Your copy should hold every record exactly and no images.

[GIVEN RECORDS]

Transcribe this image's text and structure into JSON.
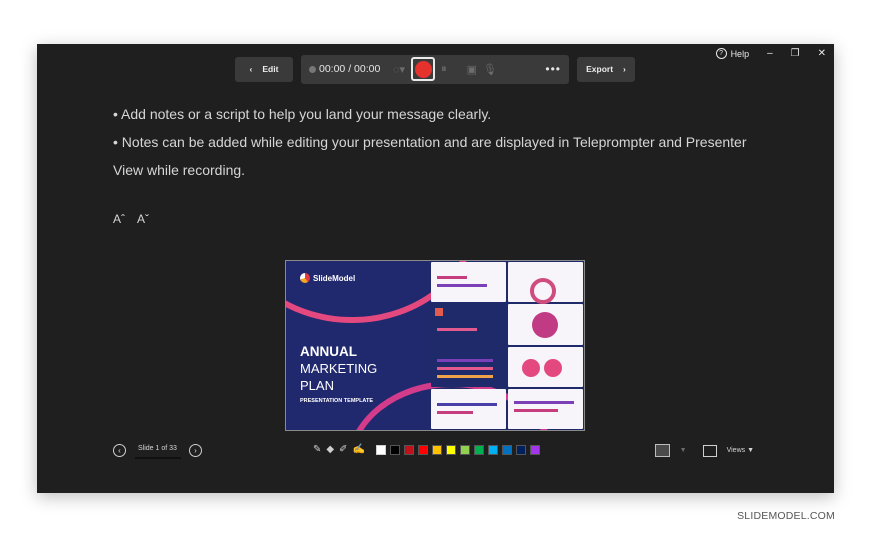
{
  "window": {
    "help_label": "Help",
    "minimize_glyph": "–",
    "restore_glyph": "❐",
    "close_glyph": "✕"
  },
  "toolbar": {
    "edit_label": "Edit",
    "timer": "00:00 / 00:00",
    "export_label": "Export"
  },
  "notes": {
    "lines": [
      "• Add notes or a script to help you land your message clearly.",
      "• Notes can be added while editing your presentation and are displayed in Teleprompter and Presenter View while recording."
    ],
    "increase_font_label": "Aˆ",
    "decrease_font_label": "Aˇ"
  },
  "slide": {
    "logo_text": "SlideModel",
    "title_line1": "ANNUAL",
    "title_line2": "MARKETING",
    "title_line3": "PLAN",
    "subtitle": "PRESENTATION TEMPLATE"
  },
  "footer": {
    "slide_counter": "Slide 1 of 33",
    "views_label": "Views ▼",
    "ink_colors": [
      "#ffffff",
      "#000000",
      "#c0121b",
      "#ff0000",
      "#ffc000",
      "#ffff00",
      "#92d050",
      "#00b050",
      "#00b0f0",
      "#0070c0",
      "#002060",
      "#a236e8"
    ]
  },
  "brand": "SLIDEMODEL.COM",
  "icons": {
    "back": "chevron-left-icon",
    "forward": "chevron-right-icon",
    "record": "record-icon",
    "pause": "pause-icon",
    "camera": "camera-off-icon",
    "mic": "mic-off-icon",
    "more": "more-icon"
  }
}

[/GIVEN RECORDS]

-- SOLUTION TO THIS TASK --
Transcribe this image's text and structure into JSON.
{
  "window": {
    "help_label": "Help",
    "minimize_glyph": "–",
    "restore_glyph": "❐",
    "close_glyph": "✕"
  },
  "toolbar": {
    "edit_label": "Edit",
    "timer": "00:00 / 00:00",
    "export_label": "Export"
  },
  "notes": {
    "lines": [
      "• Add notes or a script to help you land your message clearly.",
      "• Notes can be added while editing your presentation and are displayed in Teleprompter and Presenter View while recording."
    ],
    "increase_font_label": "Aˆ",
    "decrease_font_label": "Aˇ"
  },
  "slide": {
    "logo_text": "SlideModel",
    "title_line1": "ANNUAL",
    "title_line2": "MARKETING",
    "title_line3": "PLAN",
    "subtitle": "PRESENTATION TEMPLATE"
  },
  "footer": {
    "slide_counter": "Slide 1 of 33",
    "views_label": "Views ▼",
    "ink_colors": [
      "#ffffff",
      "#000000",
      "#c0121b",
      "#ff0000",
      "#ffc000",
      "#ffff00",
      "#92d050",
      "#00b050",
      "#00b0f0",
      "#0070c0",
      "#002060",
      "#a236e8"
    ]
  },
  "brand": "SLIDEMODEL.COM",
  "icons": {
    "back": "chevron-left-icon",
    "forward": "chevron-right-icon",
    "record": "record-icon",
    "pause": "pause-icon",
    "camera": "camera-off-icon",
    "mic": "mic-off-icon",
    "more": "more-icon"
  }
}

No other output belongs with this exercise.